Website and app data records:
━━━
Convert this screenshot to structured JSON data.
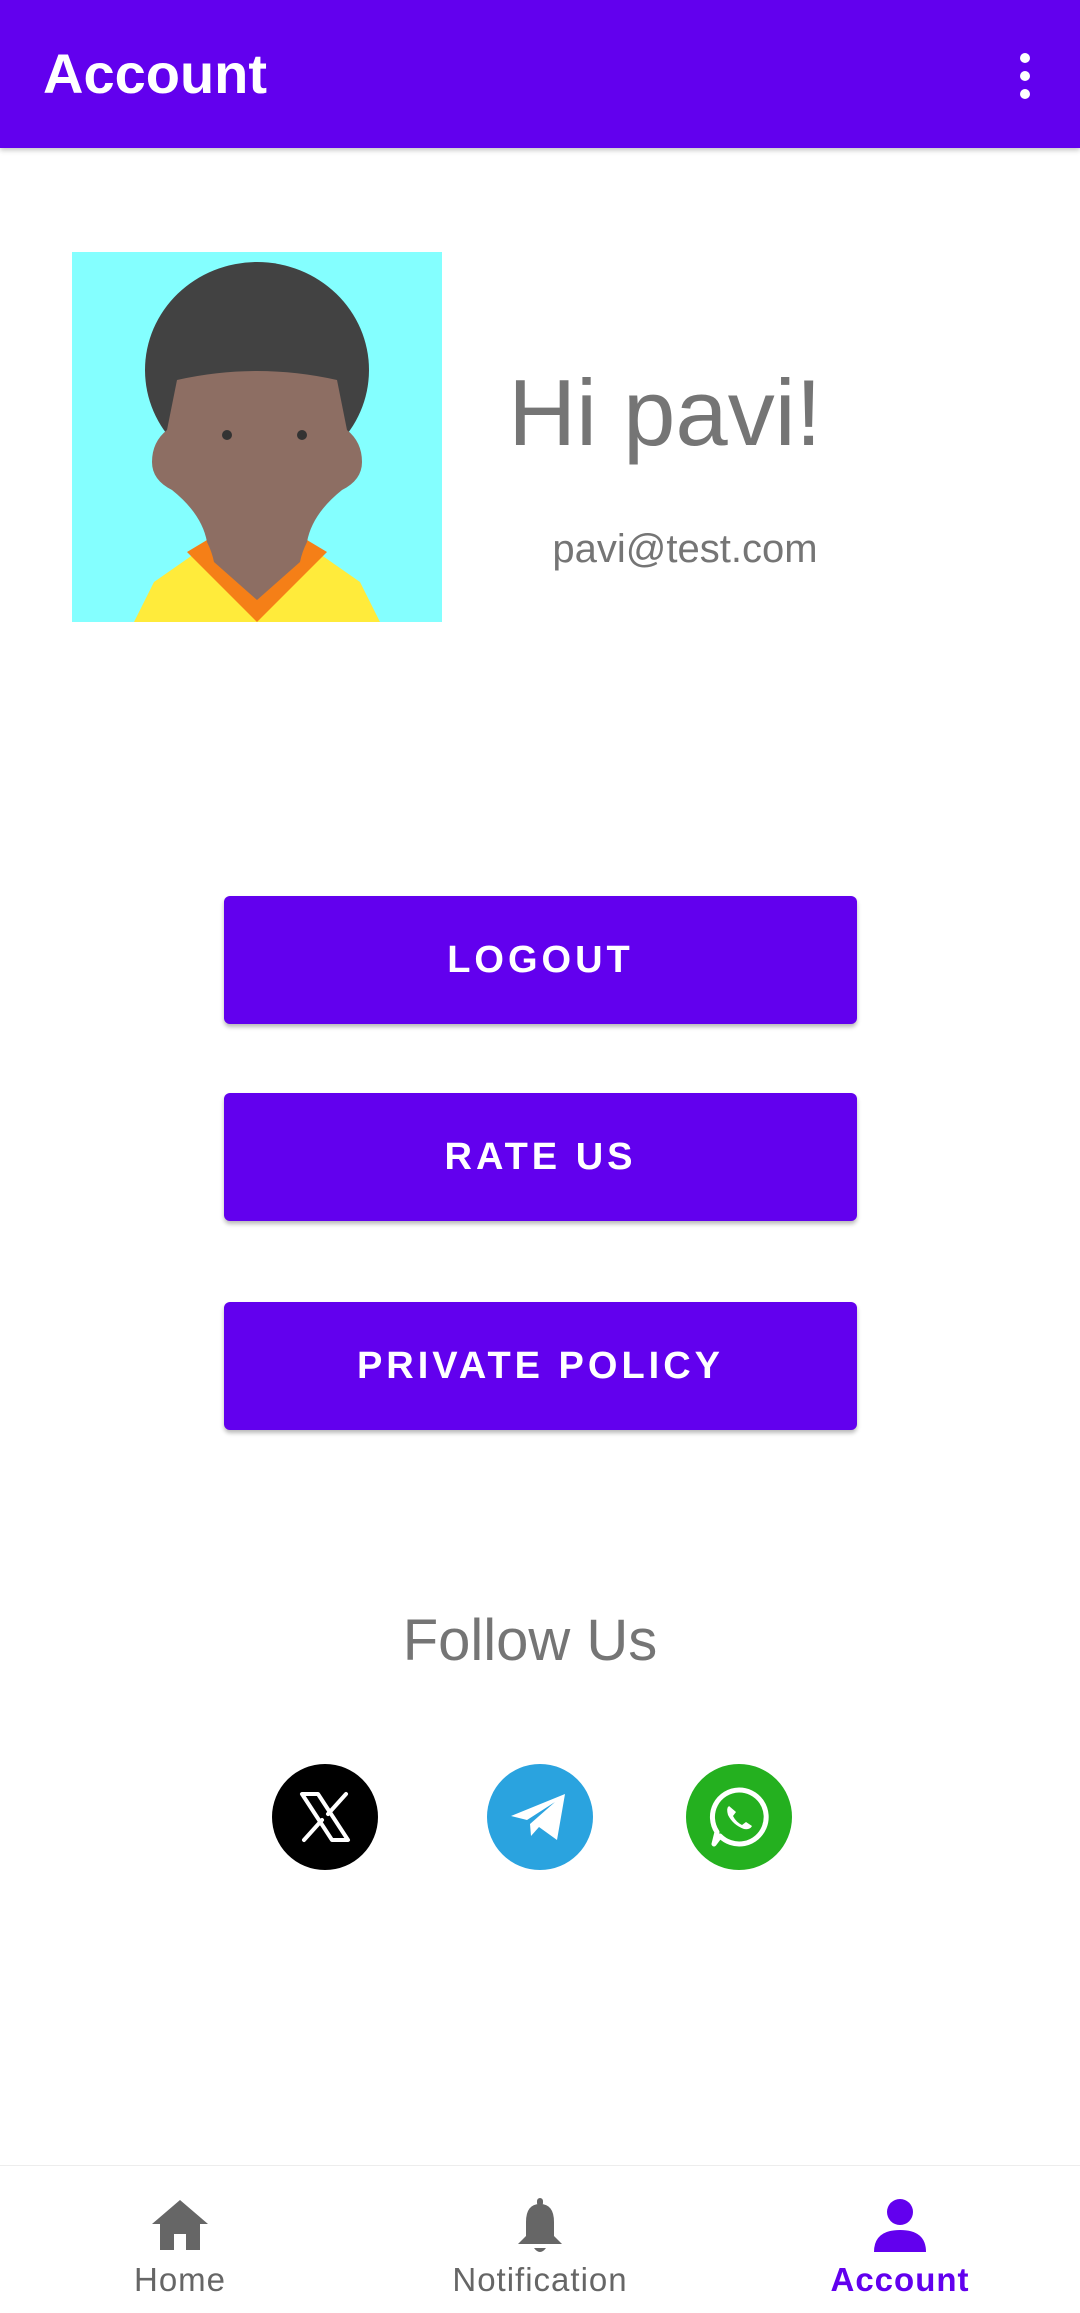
{
  "appbar": {
    "title": "Account",
    "menu_icon": "more-vert-icon"
  },
  "profile": {
    "avatar_icon": "user-avatar-illustration",
    "greeting": "Hi pavi!",
    "email": "pavi@test.com"
  },
  "buttons": {
    "logout": "LOGOUT",
    "rate_us": "RATE US",
    "private_policy": "PRIVATE POLICY"
  },
  "follow": {
    "title": "Follow Us",
    "links": [
      {
        "icon": "x-twitter-icon",
        "color": "#000000"
      },
      {
        "icon": "telegram-icon",
        "color": "#2AA3DF"
      },
      {
        "icon": "whatsapp-icon",
        "color": "#24B01F"
      }
    ]
  },
  "bottom_nav": {
    "items": [
      {
        "label": "Home",
        "icon": "home-icon",
        "active": false
      },
      {
        "label": "Notification",
        "icon": "bell-icon",
        "active": false
      },
      {
        "label": "Account",
        "icon": "person-icon",
        "active": true
      }
    ]
  },
  "colors": {
    "primary": "#6200EE",
    "text_secondary": "#757575",
    "avatar_bg": "#84FFFF"
  }
}
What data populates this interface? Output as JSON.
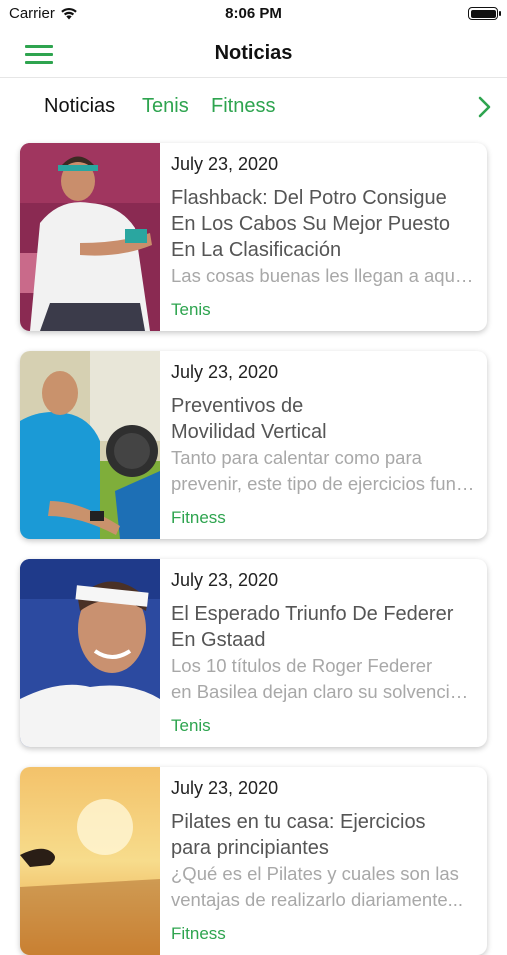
{
  "status_bar": {
    "carrier": "Carrier",
    "time": "8:06 PM"
  },
  "nav": {
    "title": "Noticias"
  },
  "tabs": [
    {
      "label": "Noticias",
      "active": true
    },
    {
      "label": "Tenis",
      "active": false
    },
    {
      "label": "Fitness",
      "active": false
    }
  ],
  "colors": {
    "accent": "#2ea44f"
  },
  "articles": [
    {
      "date": "July 23, 2020",
      "title_lines": [
        "Flashback: Del Potro Consigue",
        "En Los Cabos Su Mejor Puesto",
        "En La Clasificación"
      ],
      "excerpt_lines": [
        "Las cosas buenas les llegan a aquellos que..."
      ],
      "category": "Tenis"
    },
    {
      "date": "July 23, 2020",
      "title_lines": [
        "Preventivos de",
        "Movilidad Vertical"
      ],
      "excerpt_lines": [
        "Tanto para calentar como para",
        "prevenir, este tipo de ejercicios funcionan..."
      ],
      "category": "Fitness"
    },
    {
      "date": "July 23, 2020",
      "title_lines": [
        "El Esperado Triunfo De Federer",
        "En Gstaad"
      ],
      "excerpt_lines": [
        "Los 10 títulos de Roger Federer",
        "en Basilea dejan claro su solvencia..."
      ],
      "category": "Tenis"
    },
    {
      "date": "July 23, 2020",
      "title_lines": [
        "Pilates en tu casa: Ejercicios",
        "para principiantes"
      ],
      "excerpt_lines": [
        "¿Qué es el Pilates y cuales son las",
        "ventajas de realizarlo diariamente..."
      ],
      "category": "Fitness"
    }
  ]
}
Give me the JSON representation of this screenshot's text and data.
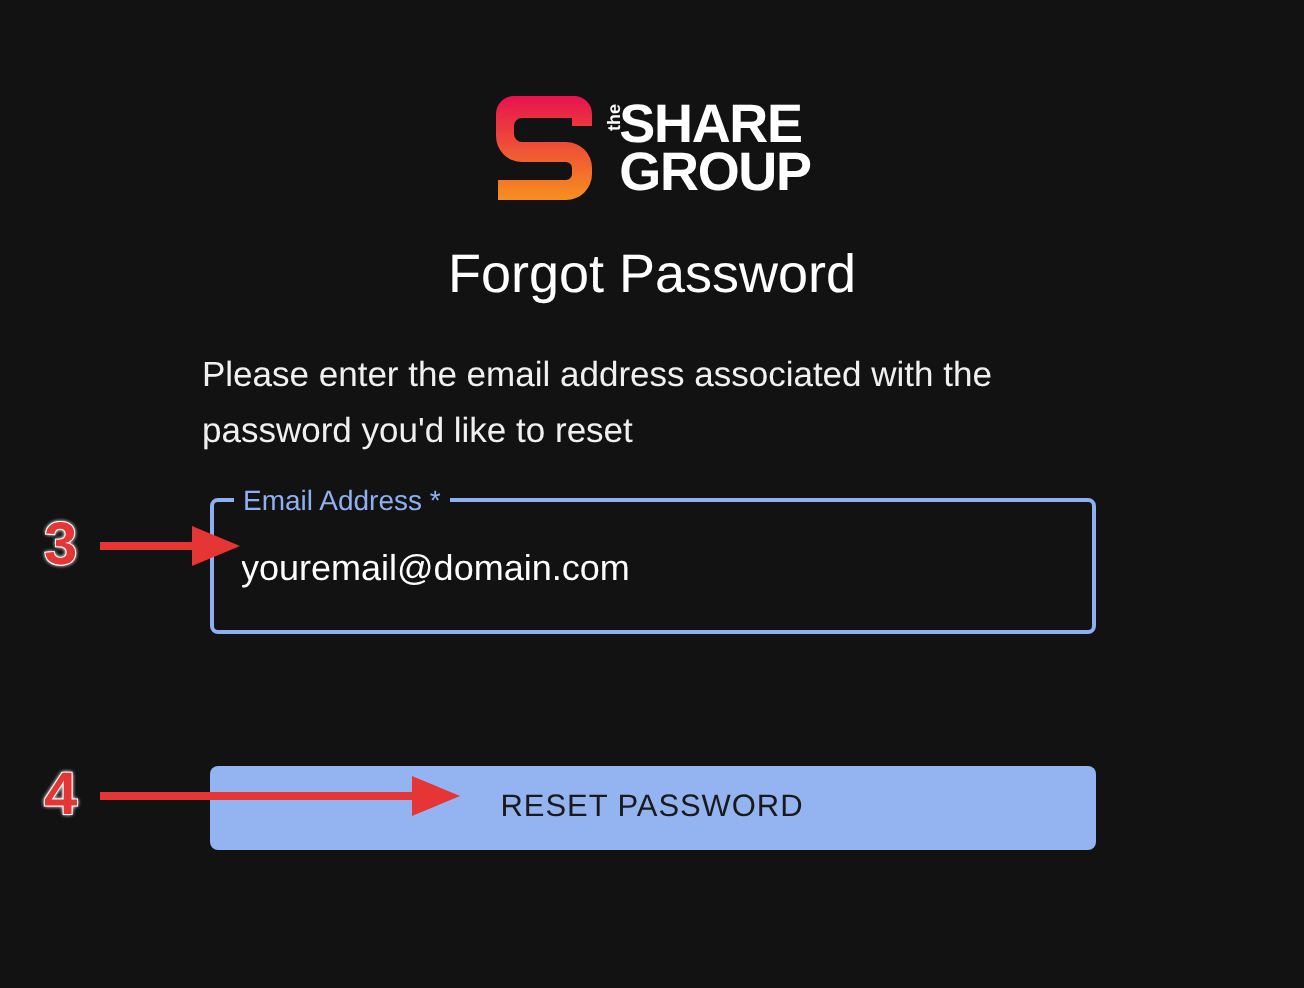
{
  "logo": {
    "small": "the",
    "line1": "SHARE",
    "line2": "GROUP"
  },
  "title": "Forgot Password",
  "instructions": "Please enter the email address associated with the password you'd like to reset",
  "email_field": {
    "label": "Email Address *",
    "value": "youremail@domain.com"
  },
  "button": "RESET PASSWORD",
  "annotations": [
    {
      "number": "3",
      "kind": "short"
    },
    {
      "number": "4",
      "kind": "long"
    }
  ]
}
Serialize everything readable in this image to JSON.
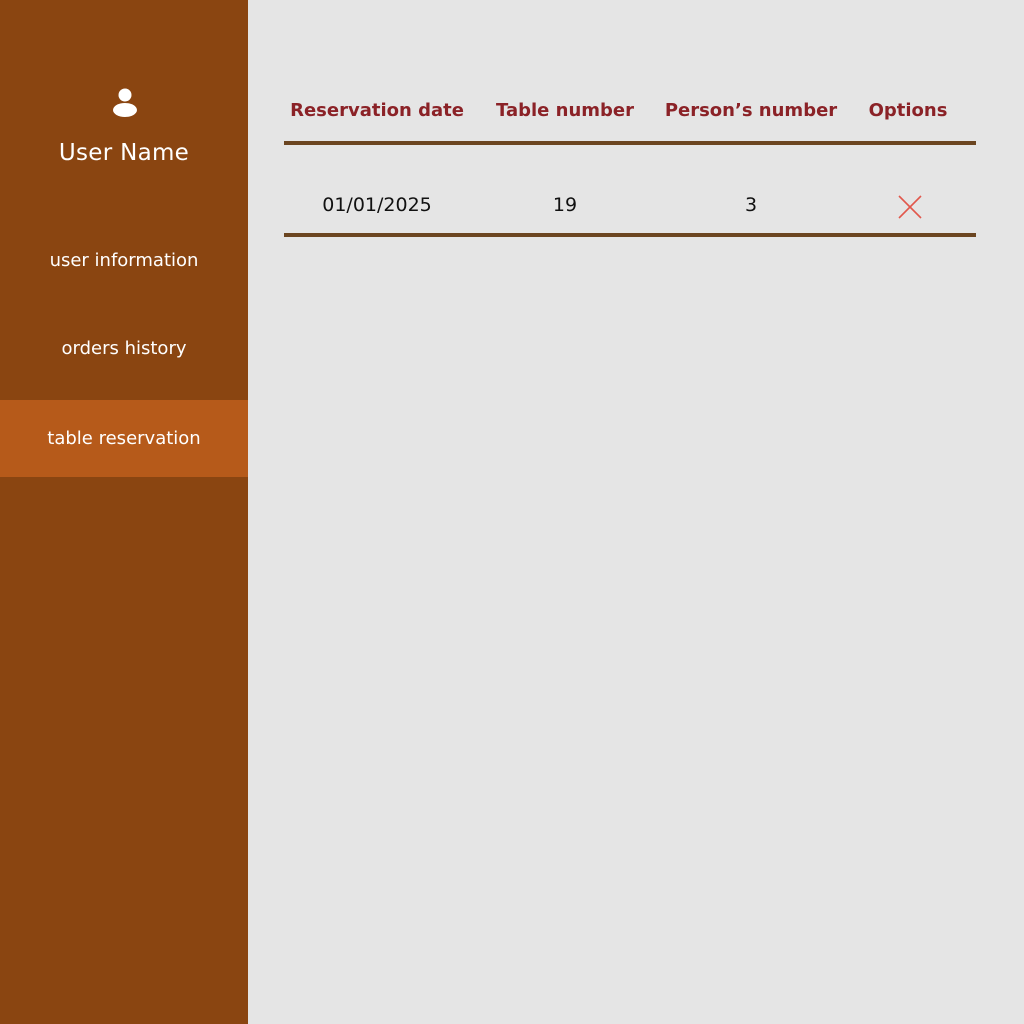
{
  "sidebar": {
    "user_icon": "user-icon",
    "user_name": "User Name",
    "items": [
      {
        "label": "user information",
        "active": false
      },
      {
        "label": "orders history",
        "active": false
      },
      {
        "label": "table reservation",
        "active": true
      }
    ]
  },
  "table": {
    "columns": [
      "Reservation date",
      "Table number",
      "Person’s number",
      "Options"
    ],
    "rows": [
      {
        "date": "01/01/2025",
        "table_number": "19",
        "persons": "3",
        "option_icon": "close-icon"
      }
    ]
  },
  "colors": {
    "sidebar_bg": "#8a4511",
    "sidebar_active": "#b65a1a",
    "header_text": "#8b2227",
    "rule": "#6b4520",
    "delete_icon": "#e2574c",
    "background": "#e5e5e5"
  }
}
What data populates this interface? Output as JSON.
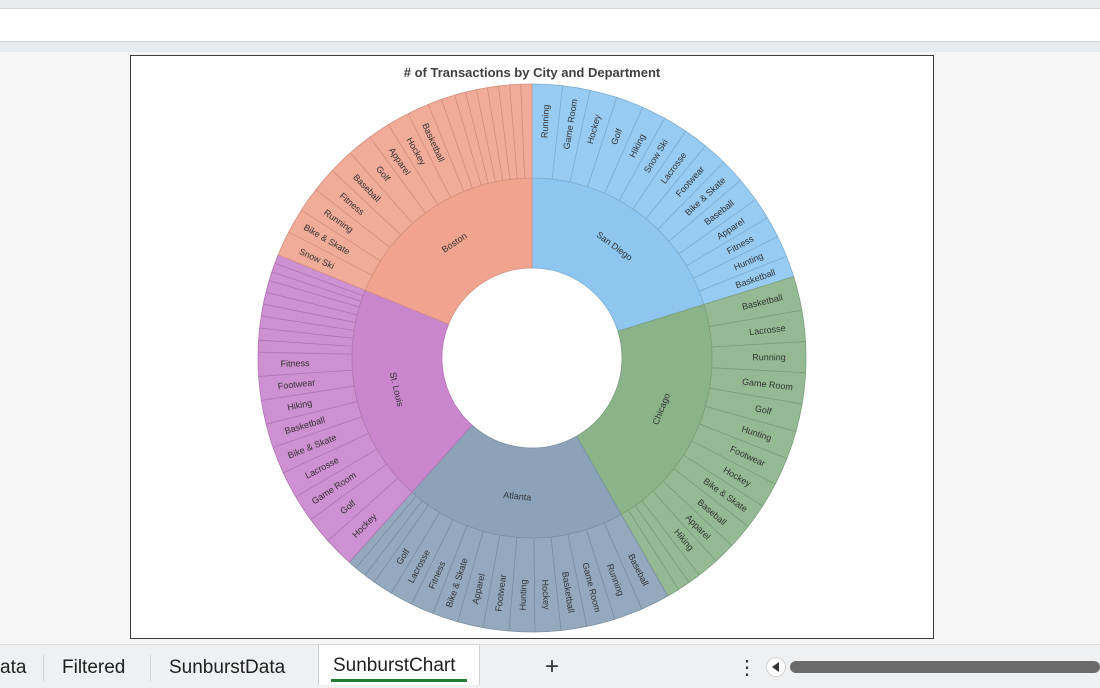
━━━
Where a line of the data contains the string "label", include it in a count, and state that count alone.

_Exercise solution_
10